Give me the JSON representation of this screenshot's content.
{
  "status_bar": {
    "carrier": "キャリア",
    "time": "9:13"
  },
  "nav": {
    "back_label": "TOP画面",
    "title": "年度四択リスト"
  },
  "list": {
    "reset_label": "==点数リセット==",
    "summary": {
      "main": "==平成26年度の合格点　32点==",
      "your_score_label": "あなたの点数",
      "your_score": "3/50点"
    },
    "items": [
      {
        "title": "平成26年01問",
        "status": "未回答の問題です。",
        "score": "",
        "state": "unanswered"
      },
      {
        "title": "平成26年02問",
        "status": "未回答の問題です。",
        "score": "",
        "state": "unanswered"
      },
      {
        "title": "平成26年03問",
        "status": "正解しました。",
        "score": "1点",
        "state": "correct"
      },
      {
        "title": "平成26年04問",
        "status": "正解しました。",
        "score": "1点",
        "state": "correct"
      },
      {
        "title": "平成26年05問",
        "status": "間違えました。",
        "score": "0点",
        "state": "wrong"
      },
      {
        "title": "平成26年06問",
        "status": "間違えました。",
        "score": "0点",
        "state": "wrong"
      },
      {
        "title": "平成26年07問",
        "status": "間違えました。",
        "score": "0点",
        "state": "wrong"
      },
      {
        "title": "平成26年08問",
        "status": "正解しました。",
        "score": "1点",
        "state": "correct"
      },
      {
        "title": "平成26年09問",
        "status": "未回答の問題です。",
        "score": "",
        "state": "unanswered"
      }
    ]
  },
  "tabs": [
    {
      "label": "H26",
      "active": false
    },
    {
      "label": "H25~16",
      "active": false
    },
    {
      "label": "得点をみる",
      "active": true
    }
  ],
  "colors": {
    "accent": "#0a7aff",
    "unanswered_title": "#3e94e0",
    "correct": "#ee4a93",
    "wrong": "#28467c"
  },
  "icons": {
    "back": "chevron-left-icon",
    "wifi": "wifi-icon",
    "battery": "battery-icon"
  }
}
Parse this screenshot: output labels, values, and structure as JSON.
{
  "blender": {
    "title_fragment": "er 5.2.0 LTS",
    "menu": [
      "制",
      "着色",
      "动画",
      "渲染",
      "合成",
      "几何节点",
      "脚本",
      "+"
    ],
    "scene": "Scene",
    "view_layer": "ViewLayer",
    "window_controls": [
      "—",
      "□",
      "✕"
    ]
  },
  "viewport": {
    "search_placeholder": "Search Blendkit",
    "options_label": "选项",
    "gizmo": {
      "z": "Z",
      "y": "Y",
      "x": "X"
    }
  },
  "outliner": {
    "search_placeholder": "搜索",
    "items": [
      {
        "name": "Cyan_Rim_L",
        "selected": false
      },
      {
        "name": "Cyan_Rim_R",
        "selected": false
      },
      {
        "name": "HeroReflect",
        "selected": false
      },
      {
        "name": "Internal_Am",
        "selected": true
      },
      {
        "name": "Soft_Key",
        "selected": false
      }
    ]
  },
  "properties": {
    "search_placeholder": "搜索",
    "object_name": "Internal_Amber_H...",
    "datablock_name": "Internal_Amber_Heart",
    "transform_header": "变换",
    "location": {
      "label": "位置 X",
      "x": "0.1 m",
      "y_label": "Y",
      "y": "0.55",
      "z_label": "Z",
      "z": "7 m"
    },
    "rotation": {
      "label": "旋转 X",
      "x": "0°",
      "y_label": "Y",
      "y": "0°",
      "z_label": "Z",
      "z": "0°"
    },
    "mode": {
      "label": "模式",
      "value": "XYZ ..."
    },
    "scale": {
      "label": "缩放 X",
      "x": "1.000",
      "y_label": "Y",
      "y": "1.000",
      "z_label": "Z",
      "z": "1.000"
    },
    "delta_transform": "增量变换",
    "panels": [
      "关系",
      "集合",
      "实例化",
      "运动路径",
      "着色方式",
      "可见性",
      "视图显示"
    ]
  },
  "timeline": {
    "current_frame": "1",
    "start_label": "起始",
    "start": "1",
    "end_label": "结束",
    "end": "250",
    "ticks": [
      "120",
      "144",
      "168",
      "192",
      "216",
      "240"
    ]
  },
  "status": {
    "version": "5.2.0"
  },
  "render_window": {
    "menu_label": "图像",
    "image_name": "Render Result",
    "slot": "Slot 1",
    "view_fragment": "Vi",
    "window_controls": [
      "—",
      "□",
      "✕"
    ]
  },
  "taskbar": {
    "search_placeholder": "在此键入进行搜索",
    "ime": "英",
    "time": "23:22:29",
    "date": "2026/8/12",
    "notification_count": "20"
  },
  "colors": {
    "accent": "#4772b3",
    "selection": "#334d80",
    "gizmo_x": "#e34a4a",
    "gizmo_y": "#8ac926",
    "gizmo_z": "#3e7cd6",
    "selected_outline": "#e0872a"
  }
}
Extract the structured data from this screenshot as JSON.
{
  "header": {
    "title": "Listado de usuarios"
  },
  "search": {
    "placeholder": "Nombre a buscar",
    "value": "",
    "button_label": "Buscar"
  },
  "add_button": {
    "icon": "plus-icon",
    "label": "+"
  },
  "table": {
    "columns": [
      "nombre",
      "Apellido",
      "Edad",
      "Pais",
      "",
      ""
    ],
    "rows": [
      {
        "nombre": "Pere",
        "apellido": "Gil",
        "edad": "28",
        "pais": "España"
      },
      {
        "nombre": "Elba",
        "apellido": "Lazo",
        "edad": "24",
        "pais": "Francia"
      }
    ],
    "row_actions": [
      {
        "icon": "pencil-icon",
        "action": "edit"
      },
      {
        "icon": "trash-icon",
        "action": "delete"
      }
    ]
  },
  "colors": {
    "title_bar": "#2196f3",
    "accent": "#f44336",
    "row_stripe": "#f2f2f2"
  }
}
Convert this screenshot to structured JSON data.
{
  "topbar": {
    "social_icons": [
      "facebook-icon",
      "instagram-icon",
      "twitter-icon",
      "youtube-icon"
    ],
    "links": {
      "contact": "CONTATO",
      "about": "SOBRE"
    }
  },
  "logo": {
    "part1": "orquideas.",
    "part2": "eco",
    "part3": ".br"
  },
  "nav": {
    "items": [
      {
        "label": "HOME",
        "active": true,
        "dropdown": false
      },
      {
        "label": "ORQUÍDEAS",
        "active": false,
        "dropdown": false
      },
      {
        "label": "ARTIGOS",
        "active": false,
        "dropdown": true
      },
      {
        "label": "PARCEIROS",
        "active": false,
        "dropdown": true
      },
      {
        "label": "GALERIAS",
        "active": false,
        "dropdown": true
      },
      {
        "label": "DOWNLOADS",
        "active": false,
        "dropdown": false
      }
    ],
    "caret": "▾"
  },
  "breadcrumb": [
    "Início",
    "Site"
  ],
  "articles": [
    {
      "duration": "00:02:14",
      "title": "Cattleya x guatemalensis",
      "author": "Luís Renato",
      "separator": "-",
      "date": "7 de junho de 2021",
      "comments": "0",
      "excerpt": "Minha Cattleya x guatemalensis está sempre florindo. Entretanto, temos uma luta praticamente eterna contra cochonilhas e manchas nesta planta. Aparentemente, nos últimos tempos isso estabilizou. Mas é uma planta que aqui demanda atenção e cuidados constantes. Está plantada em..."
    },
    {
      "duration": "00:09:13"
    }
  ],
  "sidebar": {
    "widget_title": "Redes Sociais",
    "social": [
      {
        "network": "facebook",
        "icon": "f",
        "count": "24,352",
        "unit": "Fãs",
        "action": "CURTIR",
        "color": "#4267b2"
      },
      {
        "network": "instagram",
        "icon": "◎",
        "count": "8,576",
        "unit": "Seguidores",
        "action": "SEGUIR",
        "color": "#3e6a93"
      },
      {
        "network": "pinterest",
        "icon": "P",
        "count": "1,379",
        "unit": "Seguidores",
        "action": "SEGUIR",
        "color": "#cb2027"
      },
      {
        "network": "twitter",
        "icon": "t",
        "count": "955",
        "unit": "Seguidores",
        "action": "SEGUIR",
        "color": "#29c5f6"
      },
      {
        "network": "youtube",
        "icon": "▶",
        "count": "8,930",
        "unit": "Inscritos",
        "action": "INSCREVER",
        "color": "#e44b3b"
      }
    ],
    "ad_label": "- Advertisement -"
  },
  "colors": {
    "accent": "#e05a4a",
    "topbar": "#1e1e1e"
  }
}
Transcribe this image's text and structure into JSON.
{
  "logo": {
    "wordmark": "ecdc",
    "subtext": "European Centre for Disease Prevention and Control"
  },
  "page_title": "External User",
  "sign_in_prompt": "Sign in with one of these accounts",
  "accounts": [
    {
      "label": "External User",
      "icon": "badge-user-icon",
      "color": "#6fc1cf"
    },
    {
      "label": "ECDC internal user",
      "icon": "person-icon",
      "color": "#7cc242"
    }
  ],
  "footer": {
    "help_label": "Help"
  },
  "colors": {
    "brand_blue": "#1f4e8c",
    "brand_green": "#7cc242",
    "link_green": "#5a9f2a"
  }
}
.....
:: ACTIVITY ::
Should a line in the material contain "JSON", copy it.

:: RESULT FOR THIS TASK ::
Give me the JSON representation of this screenshot's content.
Parse this screenshot: output labels, values, and structure as JSON.
Extract the structured data from this screenshot as JSON.
Convert this screenshot to structured JSON data.
Transcribe this image's text and structure into JSON.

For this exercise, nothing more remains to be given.